Exercise materials.
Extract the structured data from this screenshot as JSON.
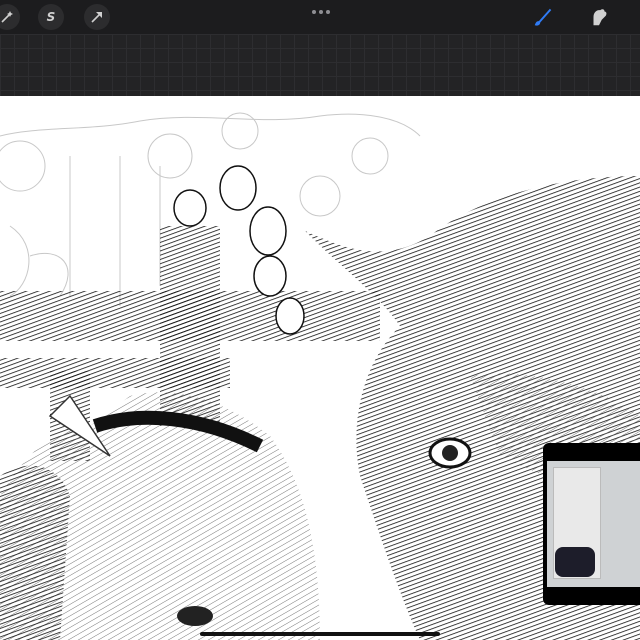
{
  "toolbar": {
    "left_tools": [
      {
        "icon": "magic-wand-icon"
      },
      {
        "icon": "selection-s-icon",
        "glyph": "S"
      },
      {
        "icon": "transform-arrow-icon"
      }
    ],
    "more_icon": "ellipsis-icon",
    "right_tools": [
      {
        "icon": "brush-icon",
        "color": "#2f7bf5"
      },
      {
        "icon": "smudge-icon",
        "color": "#d0d0d0"
      }
    ]
  },
  "canvas": {
    "artwork": "pencil-sketch",
    "background": "#ffffff"
  },
  "pip": {
    "visible": true
  },
  "colors": {
    "toolbar_bg": "#1c1c1e",
    "accent": "#2f7bf5",
    "grid_bg": "#232325"
  }
}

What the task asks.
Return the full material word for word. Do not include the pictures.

Your response.
Extract the structured data from this screenshot as JSON.
{
  "toolbar": {
    "left_tools": [
      {
        "icon": "magic-wand-icon"
      },
      {
        "icon": "selection-s-icon",
        "glyph": "S"
      },
      {
        "icon": "transform-arrow-icon"
      }
    ],
    "more_icon": "ellipsis-icon",
    "right_tools": [
      {
        "icon": "brush-icon",
        "color": "#2f7bf5"
      },
      {
        "icon": "smudge-icon",
        "color": "#d0d0d0"
      }
    ]
  },
  "canvas": {
    "artwork": "pencil-sketch",
    "background": "#ffffff"
  },
  "pip": {
    "visible": true
  },
  "colors": {
    "toolbar_bg": "#1c1c1e",
    "accent": "#2f7bf5",
    "grid_bg": "#232325"
  }
}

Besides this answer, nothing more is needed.